The term “green” has made its way onto so many products that it has almost lost its meaning. Thankfully, the Federal Trade Commission has stepped in to offer a better way for manufacturers to make accurate claims about their products, ensuring that we consumers know exactly what we are buying.
With the help of hundreds of consumers like you and me, along with industry folks, the FTC has revised its “Green Guides” to help marketers make sure that the environmental claims of their products are both truthful and not deceptive.
Among the biggest changes to the guidelines is urging marketers not to make such broad claims on their products as “environmentally friendly” or “eco-friendly.” Claims like these are hard to substantiate and may suggest that these products have more environmental benefits than they actually do.
In addition, the FTC cautions marketers against making claims about a product’s ability to degrade and to take into account that items destined for landfills, incinerators or recycling facilities will not degrade within a year.
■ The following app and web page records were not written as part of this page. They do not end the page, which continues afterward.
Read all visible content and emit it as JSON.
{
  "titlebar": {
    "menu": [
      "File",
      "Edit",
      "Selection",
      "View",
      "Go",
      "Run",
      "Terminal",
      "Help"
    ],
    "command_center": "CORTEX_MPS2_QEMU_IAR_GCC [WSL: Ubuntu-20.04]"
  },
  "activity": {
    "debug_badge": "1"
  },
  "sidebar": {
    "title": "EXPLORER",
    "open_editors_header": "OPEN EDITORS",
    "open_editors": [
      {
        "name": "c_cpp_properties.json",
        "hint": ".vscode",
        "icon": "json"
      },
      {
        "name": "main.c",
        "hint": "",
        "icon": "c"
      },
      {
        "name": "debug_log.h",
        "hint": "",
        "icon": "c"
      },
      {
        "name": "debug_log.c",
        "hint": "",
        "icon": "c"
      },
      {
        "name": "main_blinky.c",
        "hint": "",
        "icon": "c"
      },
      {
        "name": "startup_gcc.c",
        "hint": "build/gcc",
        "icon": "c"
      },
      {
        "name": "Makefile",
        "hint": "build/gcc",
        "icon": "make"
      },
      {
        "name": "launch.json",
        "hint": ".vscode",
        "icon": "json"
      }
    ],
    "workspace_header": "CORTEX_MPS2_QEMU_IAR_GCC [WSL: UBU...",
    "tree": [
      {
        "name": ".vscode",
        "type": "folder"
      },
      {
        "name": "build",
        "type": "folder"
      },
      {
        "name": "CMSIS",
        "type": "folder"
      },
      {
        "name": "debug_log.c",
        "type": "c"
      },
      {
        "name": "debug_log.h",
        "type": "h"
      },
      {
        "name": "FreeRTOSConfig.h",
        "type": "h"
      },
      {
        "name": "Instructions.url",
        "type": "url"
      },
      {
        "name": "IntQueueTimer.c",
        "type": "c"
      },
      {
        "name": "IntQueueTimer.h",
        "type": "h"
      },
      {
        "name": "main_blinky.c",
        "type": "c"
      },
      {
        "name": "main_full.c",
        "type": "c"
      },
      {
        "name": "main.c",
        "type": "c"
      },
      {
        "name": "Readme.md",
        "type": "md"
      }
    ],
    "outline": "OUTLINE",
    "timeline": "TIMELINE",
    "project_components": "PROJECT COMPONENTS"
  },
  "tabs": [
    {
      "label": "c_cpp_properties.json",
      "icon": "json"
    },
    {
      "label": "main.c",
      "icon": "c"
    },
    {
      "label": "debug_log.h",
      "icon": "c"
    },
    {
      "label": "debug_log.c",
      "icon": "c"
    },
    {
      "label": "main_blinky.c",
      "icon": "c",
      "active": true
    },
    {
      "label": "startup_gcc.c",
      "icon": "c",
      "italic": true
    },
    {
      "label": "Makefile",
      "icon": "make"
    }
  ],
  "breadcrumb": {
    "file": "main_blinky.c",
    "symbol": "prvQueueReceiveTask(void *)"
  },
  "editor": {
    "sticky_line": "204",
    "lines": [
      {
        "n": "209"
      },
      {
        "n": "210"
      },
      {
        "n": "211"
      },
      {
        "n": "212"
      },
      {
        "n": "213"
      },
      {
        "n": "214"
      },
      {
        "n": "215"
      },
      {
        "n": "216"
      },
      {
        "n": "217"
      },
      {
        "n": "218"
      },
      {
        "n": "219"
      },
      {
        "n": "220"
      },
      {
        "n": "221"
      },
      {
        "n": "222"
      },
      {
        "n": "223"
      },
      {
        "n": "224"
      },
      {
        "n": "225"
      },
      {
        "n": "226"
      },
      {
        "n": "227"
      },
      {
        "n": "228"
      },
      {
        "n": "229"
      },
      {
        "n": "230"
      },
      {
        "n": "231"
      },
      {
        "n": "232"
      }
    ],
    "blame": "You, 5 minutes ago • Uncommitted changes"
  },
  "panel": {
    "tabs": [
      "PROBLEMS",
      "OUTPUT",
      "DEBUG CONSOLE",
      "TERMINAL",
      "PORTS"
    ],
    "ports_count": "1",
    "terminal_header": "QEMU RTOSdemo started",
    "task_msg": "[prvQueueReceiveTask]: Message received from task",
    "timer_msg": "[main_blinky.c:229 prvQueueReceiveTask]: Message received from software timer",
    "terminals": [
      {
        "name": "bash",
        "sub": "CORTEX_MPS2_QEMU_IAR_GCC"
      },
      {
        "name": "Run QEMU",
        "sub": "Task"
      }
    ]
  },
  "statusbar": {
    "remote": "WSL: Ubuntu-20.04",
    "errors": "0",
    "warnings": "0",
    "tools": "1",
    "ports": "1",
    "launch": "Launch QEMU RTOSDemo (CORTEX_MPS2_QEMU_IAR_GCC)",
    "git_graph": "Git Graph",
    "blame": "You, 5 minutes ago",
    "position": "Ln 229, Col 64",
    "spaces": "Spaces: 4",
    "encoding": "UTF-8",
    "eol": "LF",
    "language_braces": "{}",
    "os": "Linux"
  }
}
It also advises that claims about compostability and recyclability be clear and easy for the rest of us to understand.
It is important to remember that these “Green Guides” are just that guides, and you will likely come across so-called “green” products with confusing or even false labeling. If buying eco-friendly products is a priority for you, then be sure to check out the FTC’s guide to shopping green.